Transnational street gang MS-13 has a presence in Australia, say U.S. authorities who this week indicted 17 alleged members of the gang.
New York’s Nassau County District Attorney Madeline Singas said that a seven-month long investigation into the violent drug gang has further exposed its international reach.
“This massive multi-agency investigation laid bare the global size, complexity, and brutality of MS-13, and these indictments strike a heavy blow to the gang’s operations on Long Island,” Singas said in a statement put out by the Drug Enforcement Administration (DEA).
Based on the evidence acquired during the investigation, MS-13 has affiliates operating around the world in places such as Mexico, Colombia, South Korea, France, Australia, Peru, Egypt, Ecuador and Cuba.
“We were surprised to see some of those countries,” she said, reported SBS.
“The investigation definitely revealed MS-13 has expanded its reach internationally.”
“To any member of #MS13 listening, I have a message for you.
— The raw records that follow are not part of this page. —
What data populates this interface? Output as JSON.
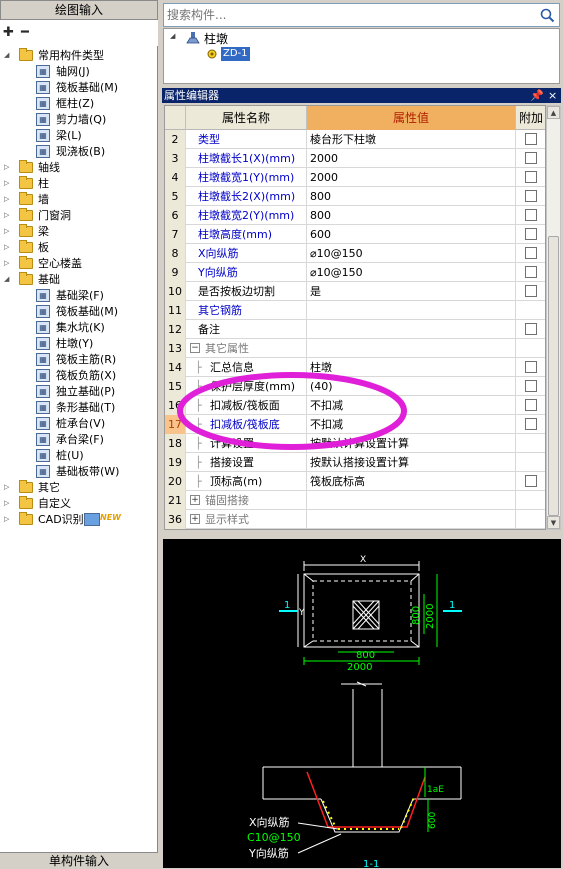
{
  "left_panel": {
    "header": "绘图输入",
    "footer": "单构件输入",
    "tree": [
      {
        "label": "常用构件类型",
        "type": "folder",
        "expanded": true,
        "level": 0
      },
      {
        "label": "轴网(J)",
        "type": "item",
        "icon": "axis-grid-icon",
        "level": 1
      },
      {
        "label": "筏板基础(M)",
        "type": "item",
        "icon": "raft-foundation-icon",
        "level": 1
      },
      {
        "label": "框柱(Z)",
        "type": "item",
        "icon": "frame-column-icon",
        "level": 1
      },
      {
        "label": "剪力墙(Q)",
        "type": "item",
        "icon": "shear-wall-icon",
        "level": 1
      },
      {
        "label": "梁(L)",
        "type": "item",
        "icon": "beam-icon",
        "level": 1
      },
      {
        "label": "现浇板(B)",
        "type": "item",
        "icon": "slab-icon",
        "level": 1
      },
      {
        "label": "轴线",
        "type": "folder",
        "expanded": false,
        "level": 0
      },
      {
        "label": "柱",
        "type": "folder",
        "expanded": false,
        "level": 0
      },
      {
        "label": "墙",
        "type": "folder",
        "expanded": false,
        "level": 0
      },
      {
        "label": "门窗洞",
        "type": "folder",
        "expanded": false,
        "level": 0
      },
      {
        "label": "梁",
        "type": "folder",
        "expanded": false,
        "level": 0
      },
      {
        "label": "板",
        "type": "folder",
        "expanded": false,
        "level": 0
      },
      {
        "label": "空心楼盖",
        "type": "folder",
        "expanded": false,
        "level": 0
      },
      {
        "label": "基础",
        "type": "folder",
        "expanded": true,
        "level": 0
      },
      {
        "label": "基础梁(F)",
        "type": "item",
        "icon": "foundation-beam-icon",
        "level": 1
      },
      {
        "label": "筏板基础(M)",
        "type": "item",
        "icon": "raft-foundation-icon",
        "level": 1
      },
      {
        "label": "集水坑(K)",
        "type": "item",
        "icon": "sump-pit-icon",
        "level": 1
      },
      {
        "label": "柱墩(Y)",
        "type": "item",
        "icon": "column-pier-icon",
        "level": 1
      },
      {
        "label": "筏板主筋(R)",
        "type": "item",
        "icon": "raft-main-rebar-icon",
        "level": 1
      },
      {
        "label": "筏板负筋(X)",
        "type": "item",
        "icon": "raft-negative-rebar-icon",
        "level": 1
      },
      {
        "label": "独立基础(P)",
        "type": "item",
        "icon": "isolated-footing-icon",
        "level": 1
      },
      {
        "label": "条形基础(T)",
        "type": "item",
        "icon": "strip-footing-icon",
        "level": 1
      },
      {
        "label": "桩承台(V)",
        "type": "item",
        "icon": "pile-cap-icon",
        "level": 1
      },
      {
        "label": "承台梁(F)",
        "type": "item",
        "icon": "cap-beam-icon",
        "level": 1
      },
      {
        "label": "桩(U)",
        "type": "item",
        "icon": "pile-icon",
        "level": 1
      },
      {
        "label": "基础板带(W)",
        "type": "item",
        "icon": "foundation-strip-icon",
        "level": 1
      },
      {
        "label": "其它",
        "type": "folder",
        "expanded": false,
        "level": 0
      },
      {
        "label": "自定义",
        "type": "folder",
        "expanded": false,
        "level": 0
      },
      {
        "label": "CAD识别",
        "type": "folder",
        "expanded": false,
        "level": 0,
        "badge": "NEW"
      }
    ]
  },
  "search": {
    "placeholder": "搜索构件..."
  },
  "component_tree": {
    "root": "柱墩",
    "child": "ZD-1"
  },
  "property_editor": {
    "title": "属性编辑器",
    "columns": {
      "name": "属性名称",
      "value": "属性值",
      "extra": "附加"
    },
    "rows": [
      {
        "num": "2",
        "name": "类型",
        "value": "棱台形下柱墩",
        "blue": true,
        "checkbox": true
      },
      {
        "num": "3",
        "name": "柱墩截长1(X)(mm)",
        "value": "2000",
        "blue": true,
        "checkbox": true
      },
      {
        "num": "4",
        "name": "柱墩截宽1(Y)(mm)",
        "value": "2000",
        "blue": true,
        "checkbox": true
      },
      {
        "num": "5",
        "name": "柱墩截长2(X)(mm)",
        "value": "800",
        "blue": true,
        "checkbox": true
      },
      {
        "num": "6",
        "name": "柱墩截宽2(Y)(mm)",
        "value": "800",
        "blue": true,
        "checkbox": true
      },
      {
        "num": "7",
        "name": "柱墩高度(mm)",
        "value": "600",
        "blue": true,
        "checkbox": true
      },
      {
        "num": "8",
        "name": "X向纵筋",
        "value": "⌀10@150",
        "blue": true,
        "checkbox": true
      },
      {
        "num": "9",
        "name": "Y向纵筋",
        "value": "⌀10@150",
        "blue": true,
        "checkbox": true
      },
      {
        "num": "10",
        "name": "是否按板边切割",
        "value": "是",
        "blue": false,
        "checkbox": true
      },
      {
        "num": "11",
        "name": "其它钢筋",
        "value": "",
        "blue": true,
        "checkbox": false
      },
      {
        "num": "12",
        "name": "备注",
        "value": "",
        "blue": false,
        "checkbox": true
      },
      {
        "num": "13",
        "name": "其它属性",
        "value": "",
        "group": true,
        "expanded": true,
        "checkbox": false
      },
      {
        "num": "14",
        "name": "汇总信息",
        "value": "柱墩",
        "indent": true,
        "checkbox": true
      },
      {
        "num": "15",
        "name": "保护层厚度(mm)",
        "value": "(40)",
        "indent": true,
        "checkbox": true
      },
      {
        "num": "16",
        "name": "扣减板/筏板面",
        "value": "不扣减",
        "indent": true,
        "checkbox": true
      },
      {
        "num": "17",
        "name": "扣减板/筏板底",
        "value": "不扣减",
        "indent": true,
        "checkbox": true,
        "selected": true
      },
      {
        "num": "18",
        "name": "计算设置",
        "value": "按默认计算设置计算",
        "indent": true,
        "checkbox": false
      },
      {
        "num": "19",
        "name": "搭接设置",
        "value": "按默认搭接设置计算",
        "indent": true,
        "checkbox": false
      },
      {
        "num": "20",
        "name": "顶标高(m)",
        "value": "筏板底标高",
        "indent": true,
        "checkbox": true
      },
      {
        "num": "21",
        "name": "锚固搭接",
        "value": "",
        "group": true,
        "expanded": false,
        "checkbox": false
      },
      {
        "num": "36",
        "name": "显示样式",
        "value": "",
        "group": true,
        "expanded": false,
        "checkbox": false
      }
    ]
  },
  "drawing": {
    "dim_x": "X",
    "dim_y": "Y",
    "dim_2000_top": "2000",
    "dim_800_h": "800",
    "dim_800_v": "800",
    "dim_2000_v": "2000",
    "section_mark": "1",
    "lae": "1aE",
    "dim_600": "600",
    "label_x_rebar": "X向纵筋",
    "label_rebar_spec": "C10@150",
    "label_y_rebar": "Y向纵筋",
    "section_title": "1-1"
  },
  "colors": {
    "title_bar": "#0a246a",
    "selected_row_num": "#f9c48c",
    "value_header": "#f0b060",
    "highlight_ellipse": "#e020d8",
    "drawing_bg": "#000000",
    "dim_green": "#00ff00",
    "section_cyan": "#00ffff",
    "rebar_red": "#ff2020",
    "rebar_yellow": "#ffff00"
  }
}
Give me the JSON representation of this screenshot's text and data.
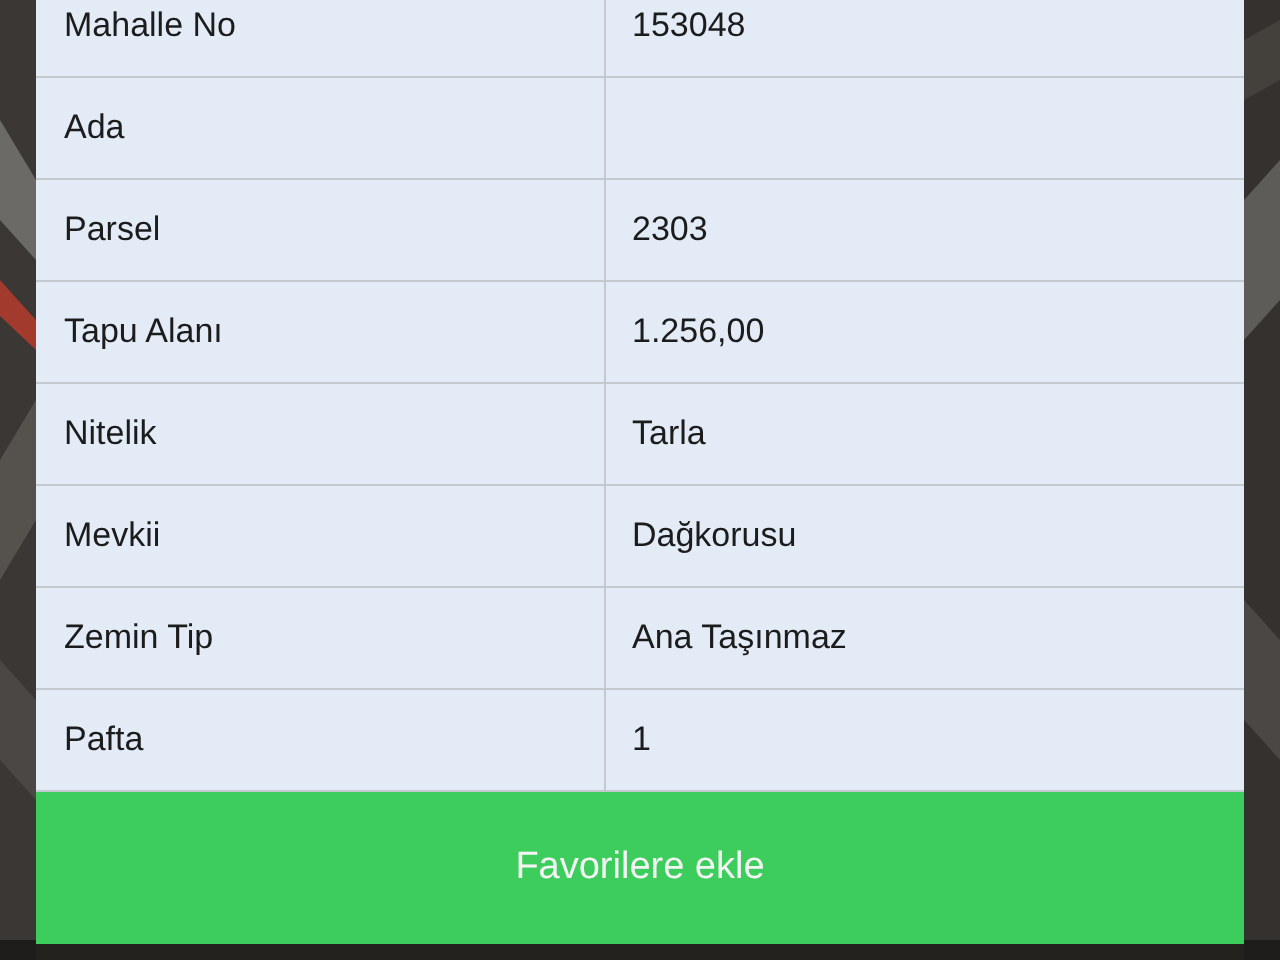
{
  "table": {
    "rows": [
      {
        "label": "Mahalle No",
        "value": "153048"
      },
      {
        "label": "Ada"
      },
      {
        "label": "Parsel",
        "value": "2303"
      },
      {
        "label": "Tapu Alanı",
        "value": "1.256,00"
      },
      {
        "label": "Nitelik",
        "value": "Tarla"
      },
      {
        "label": "Mevkii",
        "value": "Dağkorusu"
      },
      {
        "label": "Zemin Tip",
        "value": "Ana Taşınmaz"
      },
      {
        "label": "Pafta",
        "value": "1"
      }
    ]
  },
  "button": {
    "label": "Favorilere ekle"
  }
}
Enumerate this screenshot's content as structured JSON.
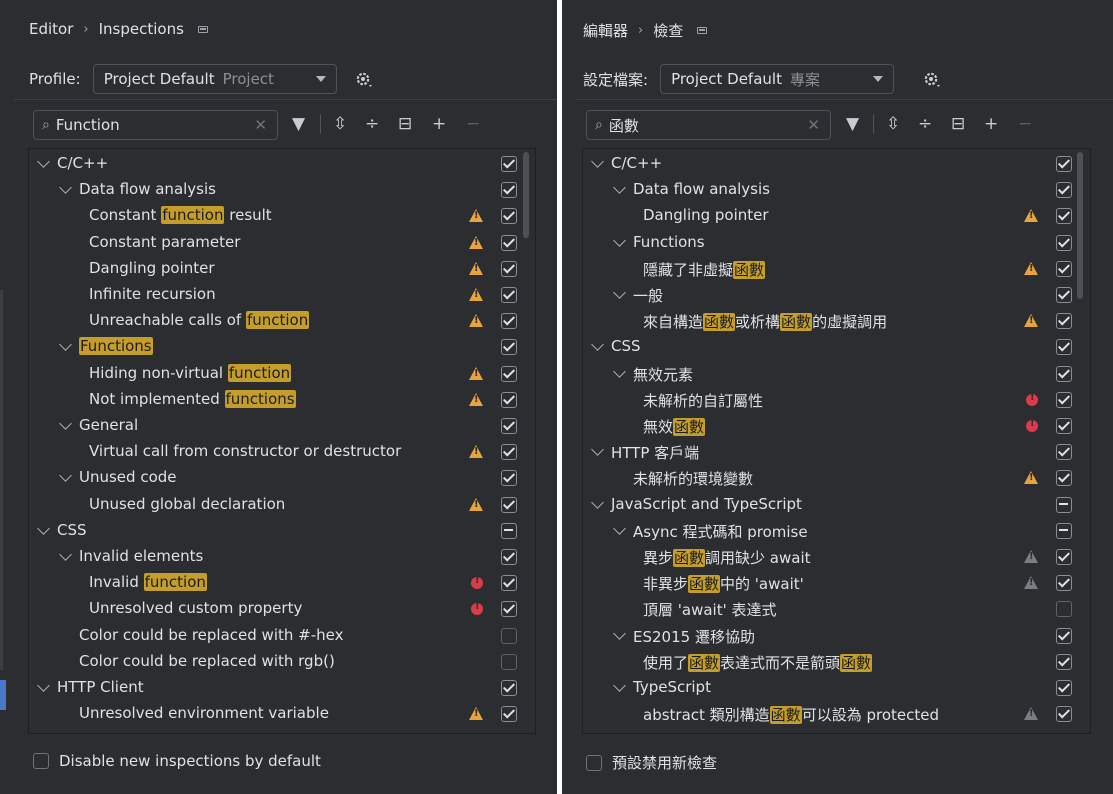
{
  "left": {
    "breadcrumb": [
      "Editor",
      "Inspections"
    ],
    "profile_label": "Profile:",
    "profile_value": "Project Default",
    "profile_scope": "Project",
    "search_value": "Function",
    "footer_label": "Disable new inspections by default",
    "rows": [
      {
        "text": "C/C++",
        "hl": "",
        "pre": "",
        "post": "",
        "level": 0,
        "chevron": true,
        "icon": "",
        "check": "checked"
      },
      {
        "text": "Data flow analysis",
        "level": 1,
        "chevron": true,
        "icon": "",
        "check": "checked"
      },
      {
        "pre": "Constant ",
        "hl": "function",
        "post": " result",
        "level": 2,
        "icon": "warn",
        "check": "checked"
      },
      {
        "text": "Constant parameter",
        "level": 2,
        "icon": "warn",
        "check": "checked"
      },
      {
        "text": "Dangling pointer",
        "level": 2,
        "icon": "warn",
        "check": "checked"
      },
      {
        "text": "Infinite recursion",
        "level": 2,
        "icon": "warn",
        "check": "checked"
      },
      {
        "pre": "Unreachable calls of ",
        "hl": "function",
        "post": "",
        "level": 2,
        "icon": "warn",
        "check": "checked"
      },
      {
        "pre": "",
        "hl": "Functions",
        "post": "",
        "level": 1,
        "chevron": true,
        "icon": "",
        "check": "checked"
      },
      {
        "pre": "Hiding non-virtual ",
        "hl": "function",
        "post": "",
        "level": 2,
        "icon": "warn",
        "check": "checked"
      },
      {
        "pre": "Not implemented ",
        "hl": "functions",
        "post": "",
        "level": 2,
        "icon": "warn",
        "check": "checked"
      },
      {
        "text": "General",
        "level": 1,
        "chevron": true,
        "icon": "",
        "check": "checked"
      },
      {
        "text": "Virtual call from constructor or destructor",
        "level": 2,
        "icon": "warn",
        "check": "checked"
      },
      {
        "text": "Unused code",
        "level": 1,
        "chevron": true,
        "icon": "",
        "check": "checked"
      },
      {
        "text": "Unused global declaration",
        "level": 2,
        "icon": "warn",
        "check": "checked"
      },
      {
        "text": "CSS",
        "level": 0,
        "chevron": true,
        "icon": "",
        "check": "mixed"
      },
      {
        "text": "Invalid elements",
        "level": 1,
        "chevron": true,
        "icon": "",
        "check": "checked"
      },
      {
        "pre": "Invalid ",
        "hl": "function",
        "post": "",
        "level": 2,
        "icon": "err",
        "check": "checked"
      },
      {
        "text": "Unresolved custom property",
        "level": 2,
        "icon": "err",
        "check": "checked"
      },
      {
        "text": "Color could be replaced with #-hex",
        "level": 1,
        "icon": "",
        "check": "empty"
      },
      {
        "text": "Color could be replaced with rgb()",
        "level": 1,
        "icon": "",
        "check": "empty"
      },
      {
        "text": "HTTP Client",
        "level": 0,
        "chevron": true,
        "icon": "",
        "check": "checked"
      },
      {
        "text": "Unresolved environment variable",
        "level": 1,
        "icon": "warn",
        "check": "checked"
      }
    ]
  },
  "right": {
    "breadcrumb": [
      "編輯器",
      "檢查"
    ],
    "profile_label": "設定檔案:",
    "profile_value": "Project Default",
    "profile_scope": "專案",
    "search_value": "函數",
    "footer_label": "預設禁用新檢查",
    "rows": [
      {
        "text": "C/C++",
        "level": 0,
        "chevron": true,
        "icon": "",
        "check": "checked"
      },
      {
        "text": "Data flow analysis",
        "level": 1,
        "chevron": true,
        "icon": "",
        "check": "checked"
      },
      {
        "text": "Dangling pointer",
        "level": 2,
        "icon": "warn",
        "check": "checked"
      },
      {
        "text": "Functions",
        "level": 1,
        "chevron": true,
        "icon": "",
        "check": "checked"
      },
      {
        "pre": "隱藏了非虛擬",
        "hl": "函數",
        "post": "",
        "level": 2,
        "icon": "warn",
        "check": "checked"
      },
      {
        "text": "一般",
        "level": 1,
        "chevron": true,
        "icon": "",
        "check": "checked"
      },
      {
        "segments": [
          "來自構造",
          "函數",
          "或析構",
          "函數",
          "的虛擬調用"
        ],
        "level": 2,
        "icon": "warn",
        "check": "checked"
      },
      {
        "text": "CSS",
        "level": 0,
        "chevron": true,
        "icon": "",
        "check": "checked"
      },
      {
        "text": "無效元素",
        "level": 1,
        "chevron": true,
        "icon": "",
        "check": "checked"
      },
      {
        "text": "未解析的自訂屬性",
        "level": 2,
        "icon": "err",
        "check": "checked"
      },
      {
        "pre": "無效",
        "hl": "函數",
        "post": "",
        "level": 2,
        "icon": "err",
        "check": "checked"
      },
      {
        "text": "HTTP 客戶端",
        "level": 0,
        "chevron": true,
        "icon": "",
        "check": "checked"
      },
      {
        "text": "未解析的環境變數",
        "level": 1,
        "icon": "warn",
        "check": "checked"
      },
      {
        "text": "JavaScript and TypeScript",
        "level": 0,
        "chevron": true,
        "icon": "",
        "check": "mixed"
      },
      {
        "text": "Async 程式碼和 promise",
        "level": 1,
        "chevron": true,
        "icon": "",
        "check": "mixed"
      },
      {
        "pre": "異步",
        "hl": "函數",
        "post": "調用缺少 await",
        "level": 2,
        "icon": "warn-gray",
        "check": "checked"
      },
      {
        "pre": "非異步",
        "hl": "函數",
        "post": "中的 'await'",
        "level": 2,
        "icon": "warn-gray",
        "check": "checked"
      },
      {
        "text": "頂層 'await' 表達式",
        "level": 2,
        "icon": "",
        "check": "empty"
      },
      {
        "text": "ES2015 遷移協助",
        "level": 1,
        "chevron": true,
        "icon": "",
        "check": "checked"
      },
      {
        "segments": [
          "使用了",
          "函數",
          "表達式而不是箭頭",
          "函數"
        ],
        "level": 2,
        "icon": "",
        "check": "checked"
      },
      {
        "text": "TypeScript",
        "level": 1,
        "chevron": true,
        "icon": "",
        "check": "checked"
      },
      {
        "pre": "abstract 類別構造",
        "hl": "函數",
        "post": "可以設為 protected",
        "level": 2,
        "icon": "warn-gray",
        "check": "checked"
      }
    ]
  }
}
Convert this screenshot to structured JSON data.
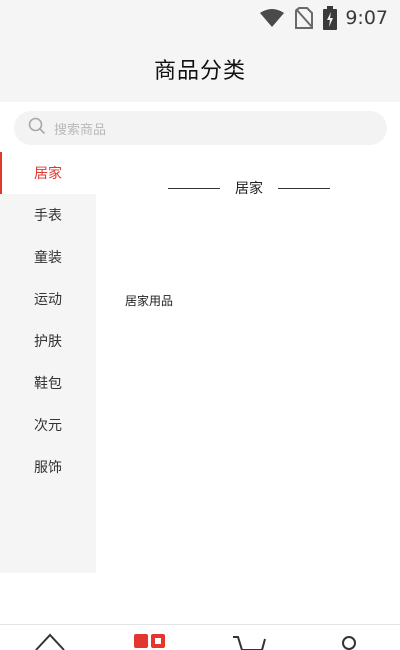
{
  "status_bar": {
    "time": "9:07",
    "icons": [
      "wifi-icon",
      "no-sim-icon",
      "battery-charging-icon"
    ]
  },
  "header": {
    "title": "商品分类"
  },
  "search": {
    "placeholder": "搜索商品",
    "icon": "search-icon"
  },
  "sidebar": {
    "active_index": 0,
    "items": [
      {
        "label": "居家"
      },
      {
        "label": "手表"
      },
      {
        "label": "童装"
      },
      {
        "label": "运动"
      },
      {
        "label": "护肤"
      },
      {
        "label": "鞋包"
      },
      {
        "label": "次元"
      },
      {
        "label": "服饰"
      }
    ]
  },
  "content": {
    "heading": "居家",
    "items": [
      {
        "label": "居家用品"
      }
    ]
  },
  "bottom_nav": {
    "items": [
      {
        "icon": "home-icon"
      },
      {
        "icon": "category-icon",
        "active": true
      },
      {
        "icon": "cart-icon"
      },
      {
        "icon": "profile-icon"
      }
    ]
  },
  "colors": {
    "accent": "#e2362e",
    "background_gray": "#f5f5f5"
  }
}
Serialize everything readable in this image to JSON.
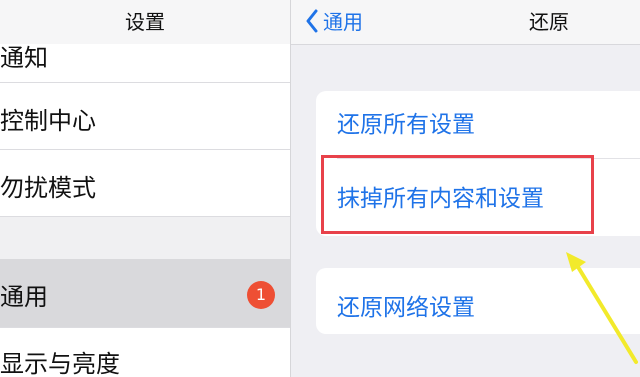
{
  "left_panel": {
    "title": "设置",
    "items": [
      {
        "label": "通知"
      },
      {
        "label": "控制中心"
      },
      {
        "label": "勿扰模式"
      },
      {
        "label": "通用",
        "badge": "1",
        "selected": true
      },
      {
        "label": "显示与亮度"
      }
    ]
  },
  "right_panel": {
    "back_label": "通用",
    "title": "还原",
    "options": {
      "reset_all": "还原所有设置",
      "erase_all": "抹掉所有内容和设置",
      "reset_network": "还原网络设置"
    }
  },
  "colors": {
    "accent": "#1f73e8",
    "badge": "#ee4f34",
    "highlight": "#e8414a",
    "arrow": "#f2ea2b"
  },
  "icons": {
    "back": "chevron-left-icon",
    "annotation": "arrow-annotation"
  }
}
We will find you, we will arrest you, we will jail you, we will throw you the hell out of the country…” -President Trump
Long Island, New York⤵️ pic.twitter.com/5jlJHqjGcu
— Dan Scavino Jr. (@Scavino45) January 12, 2018
Considered the world’s most dangerous street gang, MS-13 (Mara Salvatrucha 13) originated in the 1980s in Los Angeles. Most of its members are of Central American ethnicity, principally from El Salvador.
It is believed to have a presence in 40 US states and have 10,000 members.
Singas said 17 alleged members and associates of MS-13 have been indicted by a grand jury on various charges of murder, conspiracy to commit murder and drug trafficking.
“These alleged gang members have terrorized vulnerable immigrant communities, trafficked deadly heroin into our neighborhoods, and this coalition of more than 22 agencies nationwide will continue to be unrelenting in our efforts to dismantle MS-13,” said Singas.
CHILLING: A teenage girl who sought to avenge the death of her boyfriend pleaded guilty to a brutal MS-13 gang-related murder. She confessed to the gruesome killing by describing to police that she had stabbed the victim 13 times. DETAILS: https://t.co/53CnPEhlvJ pic.twitter.com/1upyXnJ2Xp
— FOX 5 DC (@fox5dc) January 11, 2018
William F. Sweeney, Assistant Director-in-Charge of the FBI New York Field Office said that the case is part of a bigger and extremely important multi-agency push to rid Long Island of MS-13, where the gang has been behind the killing of nearly 30 people.
“MS-13 members kill for no reason, but we are not going to let it continue,” said Sweeney.
The DEA said that the case began as a narcotic trafficking investigation. During the probe the MS-13 gang’s proclivity for violence was quickly realized, and the investigation adapted accordingly, it said. The DEA added that heroin and cocaine trafficking were profitable to the gang and necessary for their existence.